Since I started working in the anticorruption field a few years back, I’ve noticed that a substantial amount of the discussion in this field—at conferences, in journals, on blogs like this one, etc.—is given over to debates about definition and measurement. This is something I’ve discussed, and complained about, before (see here, here, and here)—though I concede that every time I bring this up, I’m contributing to the very problem I’m complaining about.
Now, one of the reasons there’s so much debate about definition and measurement in this field is because corruption is, relative to other concepts, particularly difficult to define and measure. Another reason—in my mind the main one—is that while “corruption” is sometimes used as a purely descriptive term (that is, to describe certain conduct, which we can try to measure empirically), it is also an evaluative/normative term—one that connotes “bad” behavior of a certain sort. So any attempt to define corruption (for purposes of positive analysis or empirical research) will often, perhaps inevitably, suggest a normative position on the sorts of conduct, people, or institutions that ought to be condemned.
That’s not an original point, nor even a terribly interesting one. But the more of these “what is corruption” conversations I’ve been a part of, the more I get the sense that there’s a more specific political/ideological subtext to some of the arguments about how corruption should be defined. Nobody ever articulates these ideas in so many words, and so I may be way off base, but I’m going to offer up some conjectures, in this post and in the next one, about what I sense is the ideological subtext of some of these definitional debates.
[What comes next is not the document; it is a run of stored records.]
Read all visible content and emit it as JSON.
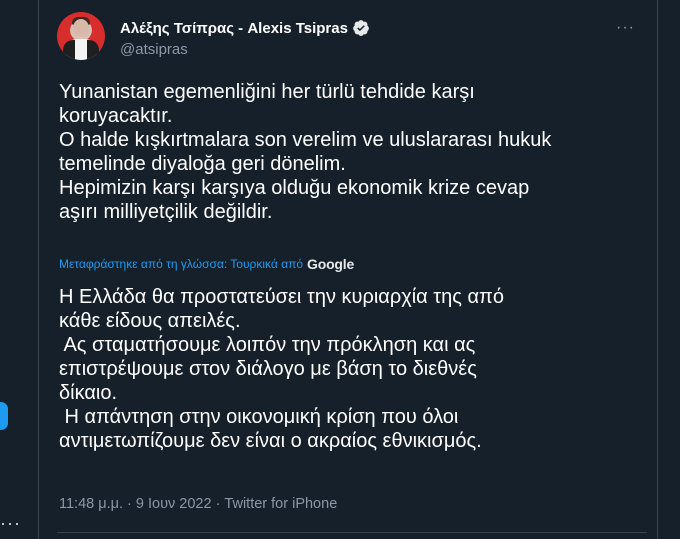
{
  "tweet": {
    "author": {
      "display_name": "Αλέξης Τσίπρας - Alexis Tsipras",
      "handle": "@atsipras",
      "verified": true
    },
    "original_text": [
      "Yunanistan egemenliğini her türlü tehdide karşı",
      "koruyacaktır.",
      "O halde kışkırtmalara son verelim ve uluslararası hukuk",
      "temelinde diyaloğa geri dönelim.",
      "Hepimizin karşı karşıya olduğu ekonomik krize cevap",
      "aşırı milliyetçilik değildir."
    ],
    "translation_note": "Μεταφράστηκε από τη γλώσσα: Τουρκικά από",
    "translation_provider": "Google",
    "translated_text": [
      "Η Ελλάδα θα προστατεύσει την κυριαρχία της από",
      "κάθε είδους απειλές.",
      " Ας σταματήσουμε λοιπόν την πρόκληση και ας",
      "επιστρέψουμε στον διάλογο με βάση το διεθνές",
      "δίκαιο.",
      " Η απάντηση στην οικονομική κρίση που όλοι",
      "αντιμετωπίζουμε δεν είναι ο ακραίος εθνικισμός."
    ],
    "meta": "11:48 μ.μ. · 9 Ιουν 2022 · Twitter for iPhone"
  },
  "icons": {
    "verified": "verified-badge-icon",
    "more": "more-options-icon"
  },
  "colors": {
    "background": "#15202b",
    "accent": "#1d9bf0",
    "muted": "#8b98a5",
    "text": "#ffffff"
  }
}
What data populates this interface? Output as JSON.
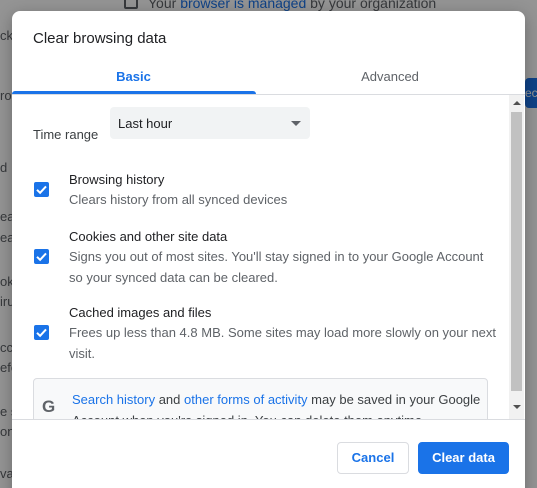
{
  "background": {
    "managed_text": "Your browser is managed by your organization",
    "managed_link": "browser is managed",
    "snippets": [
      "ck",
      "ro",
      "d",
      "ear",
      "ear",
      "ok",
      "iru",
      "ccu",
      "efe",
      "e s",
      "ont",
      "va"
    ],
    "side_button_label": "ec"
  },
  "dialog": {
    "title": "Clear browsing data",
    "tabs": [
      {
        "label": "Basic",
        "selected": true
      },
      {
        "label": "Advanced",
        "selected": false
      }
    ],
    "time_range": {
      "label": "Time range",
      "value": "Last hour"
    },
    "options": [
      {
        "title": "Browsing history",
        "description": "Clears history from all synced devices",
        "checked": true
      },
      {
        "title": "Cookies and other site data",
        "description": "Signs you out of most sites. You'll stay signed in to your Google Account so your synced data can be cleared.",
        "checked": true
      },
      {
        "title": "Cached images and files",
        "description": "Frees up less than 4.8 MB. Some sites may load more slowly on your next visit.",
        "checked": true
      }
    ],
    "info": {
      "link1": "Search history",
      "text1": " and ",
      "link2": "other forms of activity",
      "text2": " may be saved in your Google Account when you're signed in. You can delete them anytime.",
      "icon_letter": "G"
    },
    "buttons": {
      "cancel": "Cancel",
      "clear": "Clear data"
    }
  },
  "colors": {
    "accent": "#1a73e8",
    "text": "#202124",
    "secondary_text": "#5f6368"
  }
}
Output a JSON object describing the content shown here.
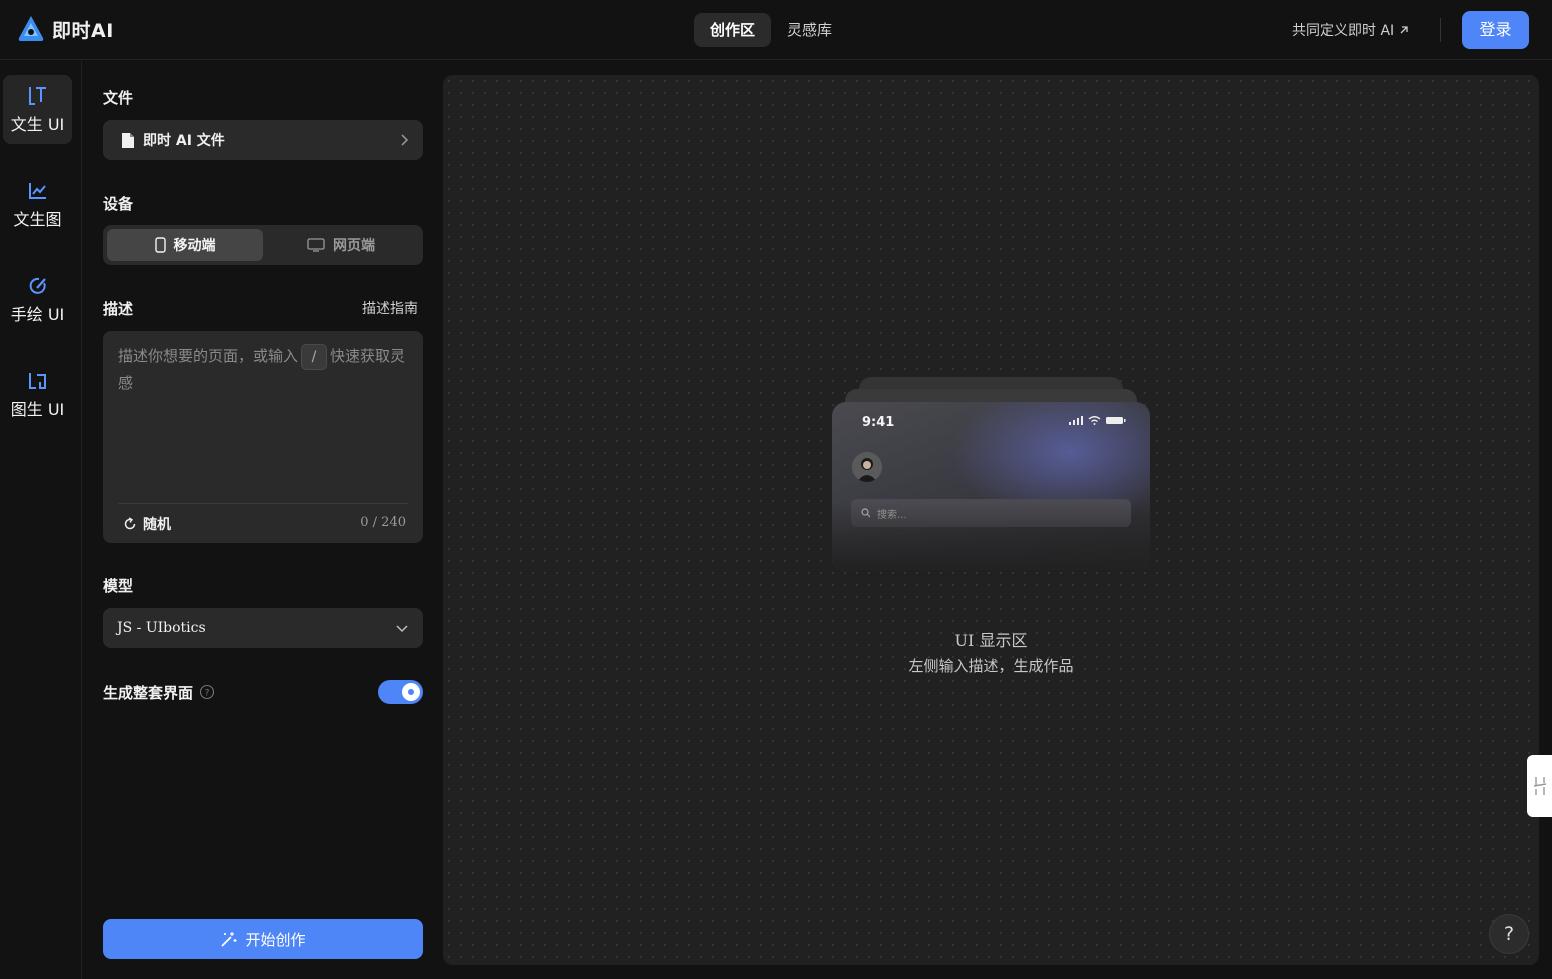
{
  "app": {
    "name": "即时AI"
  },
  "topbar": {
    "tabs": [
      {
        "label": "创作区"
      },
      {
        "label": "灵感库"
      }
    ],
    "define_link": "共同定义即时 AI",
    "login": "登录"
  },
  "rail": {
    "items": [
      {
        "label": "文生 UI",
        "icon": "text-ui-icon"
      },
      {
        "label": "文生图",
        "icon": "chart-icon"
      },
      {
        "label": "手绘 UI",
        "icon": "sketch-icon"
      },
      {
        "label": "图生 UI",
        "icon": "image-ui-icon"
      }
    ]
  },
  "panel": {
    "file_title": "文件",
    "file_value": "即时 AI 文件",
    "device_title": "设备",
    "device_options": [
      "移动端",
      "网页端"
    ],
    "desc_title": "描述",
    "desc_guide": "描述指南",
    "desc_placeholder_before": "描述你想要的页面，或输入",
    "desc_placeholder_key": "/",
    "desc_placeholder_after": "快速获取灵感",
    "random_label": "随机",
    "counter": "0 / 240",
    "model_title": "模型",
    "model_value": "JS - UIbotics",
    "toggle_label": "生成整套界面",
    "toggle_on": true,
    "start_label": "开始创作"
  },
  "canvas": {
    "preview": {
      "time": "9:41",
      "search_placeholder": "搜索..."
    },
    "title": "UI 显示区",
    "subtitle": "左侧输入描述，生成作品",
    "help": "?"
  },
  "colors": {
    "accent": "#4f86f7",
    "background": "#121212",
    "surface": "#2a2a2a"
  }
}
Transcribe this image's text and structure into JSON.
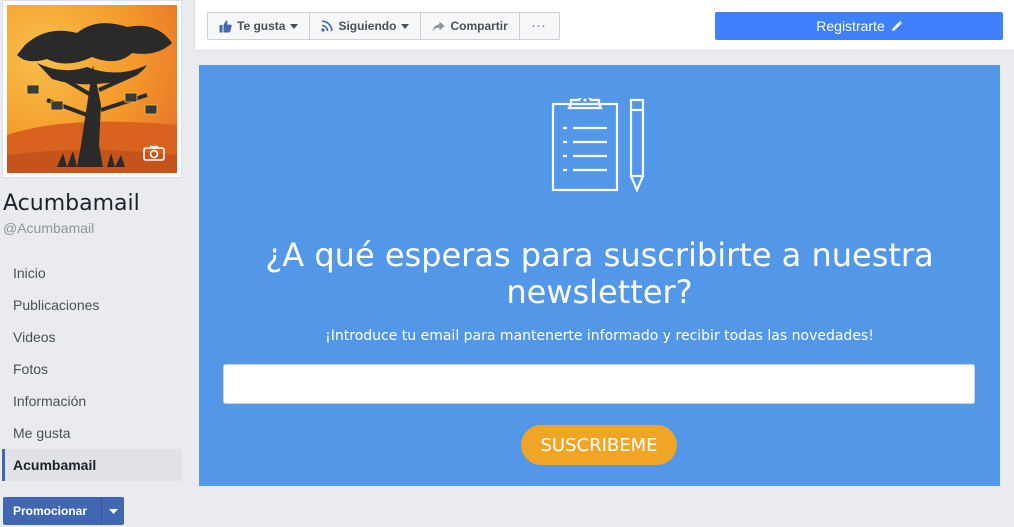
{
  "profile": {
    "name": "Acumbamail",
    "handle": "@Acumbamail"
  },
  "sidebar": {
    "items": [
      {
        "label": "Inicio"
      },
      {
        "label": "Publicaciones"
      },
      {
        "label": "Videos"
      },
      {
        "label": "Fotos"
      },
      {
        "label": "Información"
      },
      {
        "label": "Me gusta"
      },
      {
        "label": "Acumbamail",
        "active": true
      }
    ],
    "promote_label": "Promocionar"
  },
  "actions": {
    "like_label": "Te gusta",
    "follow_label": "Siguiendo",
    "share_label": "Compartir",
    "more_label": "···",
    "register_label": "Registrarte"
  },
  "newsletter": {
    "headline": "¿A qué esperas para suscribirte a nuestra newsletter?",
    "subline": "¡Introduce tu email para mantenerte informado y recibir todas las novedades!",
    "email_value": "",
    "email_placeholder": "",
    "button_label": "SUSCRIBEME"
  },
  "colors": {
    "facebook_blue": "#4267b2",
    "register_blue": "#4080ff",
    "panel_blue": "#5397e8",
    "button_orange": "#f0a526"
  },
  "icons": {
    "like": "thumbs-up-icon",
    "follow": "rss-icon",
    "share": "share-arrow-icon",
    "edit": "pencil-icon",
    "camera": "camera-icon",
    "clipboard": "clipboard-icon",
    "pencil_illustration": "pencil-icon"
  }
}
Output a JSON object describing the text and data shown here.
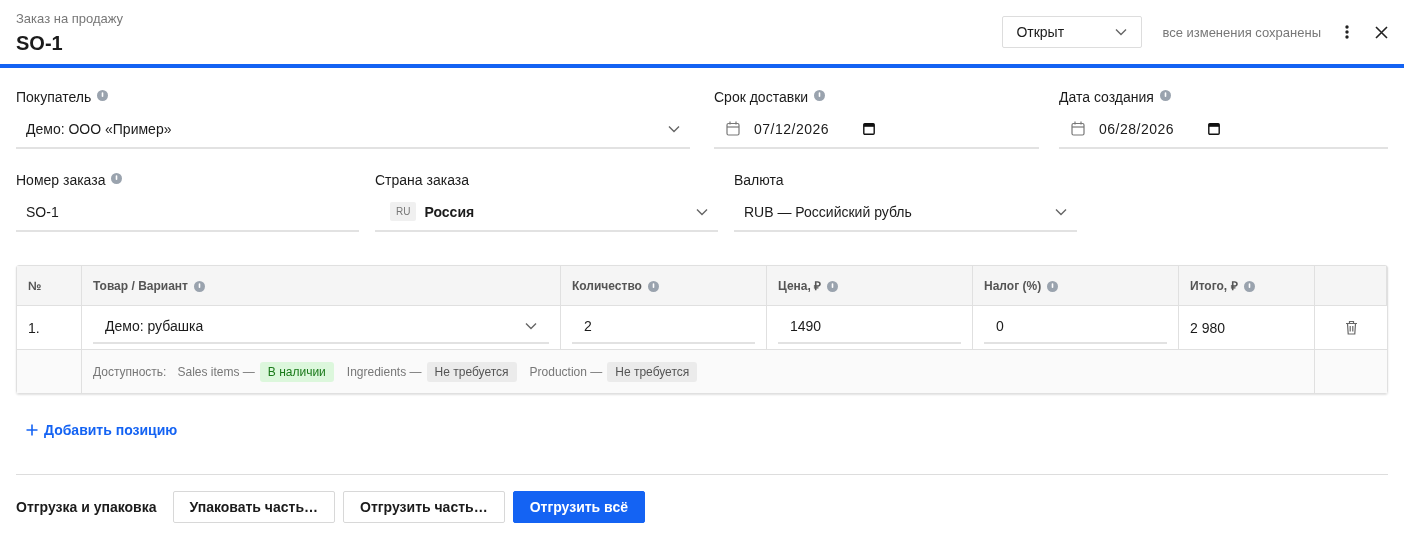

Here I’ll focus on a fairly narrow issue: Should those organizations that focus on (and sometimes try to measure) “corruption” emphasize forms of corruption that involve the public sector (government, or entities with a sufficiently close connection with government to be considered essentially public instrumentalities), or should the “anticorruption agenda”—as well as the definition and measurement of corruption—also include purely private sector corruption? Continue reading